Copy every entry below verbatim, except for images.
Segment Start: Dataset records
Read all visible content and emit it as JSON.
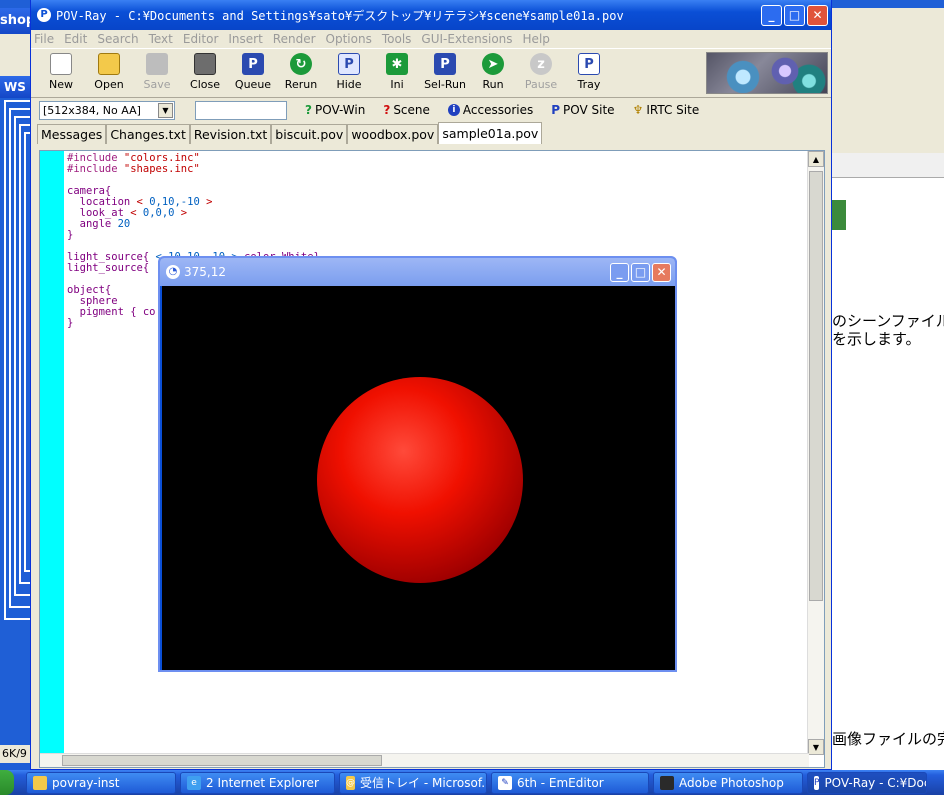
{
  "bg_left": {
    "title_fragment": "shop",
    "title_fragment2": "WS",
    "status_fragment": "6K/9"
  },
  "bg_right": {
    "jp_line1": "のシーンファイル",
    "jp_line2": "を示します。",
    "jp_line3": "画像ファイルの完"
  },
  "main": {
    "title": "POV-Ray - C:¥Documents and Settings¥sato¥デスクトップ¥リテラシ¥scene¥sample01a.pov",
    "menu": [
      "File",
      "Edit",
      "Search",
      "Text",
      "Editor",
      "Insert",
      "Render",
      "Options",
      "Tools",
      "GUI-Extensions",
      "Help"
    ],
    "toolbar": [
      {
        "label": "New",
        "icon": "new-icon"
      },
      {
        "label": "Open",
        "icon": "open-icon"
      },
      {
        "label": "Save",
        "icon": "save-icon",
        "disabled": true
      },
      {
        "label": "Close",
        "icon": "close-file-icon"
      },
      {
        "label": "Queue",
        "icon": "queue-icon"
      },
      {
        "label": "Rerun",
        "icon": "rerun-icon"
      },
      {
        "label": "Hide",
        "icon": "hide-icon"
      },
      {
        "label": "Ini",
        "icon": "ini-icon"
      },
      {
        "label": "Sel-Run",
        "icon": "sel-run-icon"
      },
      {
        "label": "Run",
        "icon": "run-icon"
      },
      {
        "label": "Pause",
        "icon": "pause-icon",
        "disabled": true
      },
      {
        "label": "Tray",
        "icon": "tray-icon"
      }
    ],
    "resolution": "[512x384, No AA]",
    "links": [
      {
        "label": "POV-Win",
        "icon": "help-icon"
      },
      {
        "label": "Scene",
        "icon": "help-icon"
      },
      {
        "label": "Accessories",
        "icon": "info-icon"
      },
      {
        "label": "POV Site",
        "icon": "pov-icon"
      },
      {
        "label": "IRTC Site",
        "icon": "trophy-icon"
      }
    ],
    "tabs": [
      "Messages",
      "Changes.txt",
      "Revision.txt",
      "biscuit.pov",
      "woodbox.pov",
      "sample01a.pov"
    ],
    "active_tab": "sample01a.pov",
    "code": {
      "l1a": "#include ",
      "l1b": "\"colors.inc\"",
      "l2a": "#include ",
      "l2b": "\"shapes.inc\"",
      "l4": "camera{",
      "l5a": "  location ",
      "l5b": "< ",
      "l5c": "0,10,-10",
      "l5d": " >",
      "l6a": "  look_at ",
      "l6b": "< ",
      "l6c": "0,0,0",
      "l6d": " >",
      "l7a": "  angle ",
      "l7b": "20",
      "l8": "}",
      "l10a": "light_source{ ",
      "l10b": "< 10,10,-10 >",
      "l10c": " color White}",
      "l11": "light_source{",
      "l13": "object{",
      "l14": "  sphere",
      "l15a": "  pigment { ",
      "l15b": "co",
      "l16": "}"
    }
  },
  "render": {
    "title": "375,12"
  },
  "taskbar": [
    {
      "label": "povray-inst",
      "icon": "folder-icon"
    },
    {
      "label": "2 Internet Explorer",
      "icon": "ie-icon"
    },
    {
      "label": "受信トレイ - Microsof...",
      "icon": "outlook-icon"
    },
    {
      "label": "6th - EmEditor",
      "icon": "emeditor-icon"
    },
    {
      "label": "Adobe Photoshop",
      "icon": "photoshop-icon"
    },
    {
      "label": "POV-Ray - C:¥Doc",
      "icon": "povray-icon"
    }
  ]
}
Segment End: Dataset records
■ Answer section ■
Read all visible content and emit it as JSON.
{
  "bg_left": {
    "title_fragment": "shop",
    "title_fragment2": "WS",
    "status_fragment": "6K/9"
  },
  "bg_right": {
    "jp_line1": "のシーンファイル",
    "jp_line2": "を示します。",
    "jp_line3": "画像ファイルの完"
  },
  "main": {
    "title": "POV-Ray - C:¥Documents and Settings¥sato¥デスクトップ¥リテラシ¥scene¥sample01a.pov",
    "menu": [
      "File",
      "Edit",
      "Search",
      "Text",
      "Editor",
      "Insert",
      "Render",
      "Options",
      "Tools",
      "GUI-Extensions",
      "Help"
    ],
    "toolbar": [
      {
        "label": "New",
        "icon": "new-icon"
      },
      {
        "label": "Open",
        "icon": "open-icon"
      },
      {
        "label": "Save",
        "icon": "save-icon",
        "disabled": true
      },
      {
        "label": "Close",
        "icon": "close-file-icon"
      },
      {
        "label": "Queue",
        "icon": "queue-icon"
      },
      {
        "label": "Rerun",
        "icon": "rerun-icon"
      },
      {
        "label": "Hide",
        "icon": "hide-icon"
      },
      {
        "label": "Ini",
        "icon": "ini-icon"
      },
      {
        "label": "Sel-Run",
        "icon": "sel-run-icon"
      },
      {
        "label": "Run",
        "icon": "run-icon"
      },
      {
        "label": "Pause",
        "icon": "pause-icon",
        "disabled": true
      },
      {
        "label": "Tray",
        "icon": "tray-icon"
      }
    ],
    "resolution": "[512x384, No AA]",
    "links": [
      {
        "label": "POV-Win",
        "icon": "help-icon"
      },
      {
        "label": "Scene",
        "icon": "help-icon"
      },
      {
        "label": "Accessories",
        "icon": "info-icon"
      },
      {
        "label": "POV Site",
        "icon": "pov-icon"
      },
      {
        "label": "IRTC Site",
        "icon": "trophy-icon"
      }
    ],
    "tabs": [
      "Messages",
      "Changes.txt",
      "Revision.txt",
      "biscuit.pov",
      "woodbox.pov",
      "sample01a.pov"
    ],
    "active_tab": "sample01a.pov",
    "code": {
      "l1a": "#include ",
      "l1b": "\"colors.inc\"",
      "l2a": "#include ",
      "l2b": "\"shapes.inc\"",
      "l4": "camera{",
      "l5a": "  location ",
      "l5b": "< ",
      "l5c": "0,10,-10",
      "l5d": " >",
      "l6a": "  look_at ",
      "l6b": "< ",
      "l6c": "0,0,0",
      "l6d": " >",
      "l7a": "  angle ",
      "l7b": "20",
      "l8": "}",
      "l10a": "light_source{ ",
      "l10b": "< 10,10,-10 >",
      "l10c": " color White}",
      "l11": "light_source{",
      "l13": "object{",
      "l14": "  sphere",
      "l15a": "  pigment { ",
      "l15b": "co",
      "l16": "}"
    }
  },
  "render": {
    "title": "375,12"
  },
  "taskbar": [
    {
      "label": "povray-inst",
      "icon": "folder-icon"
    },
    {
      "label": "2 Internet Explorer",
      "icon": "ie-icon"
    },
    {
      "label": "受信トレイ - Microsof...",
      "icon": "outlook-icon"
    },
    {
      "label": "6th - EmEditor",
      "icon": "emeditor-icon"
    },
    {
      "label": "Adobe Photoshop",
      "icon": "photoshop-icon"
    },
    {
      "label": "POV-Ray - C:¥Doc",
      "icon": "povray-icon"
    }
  ]
}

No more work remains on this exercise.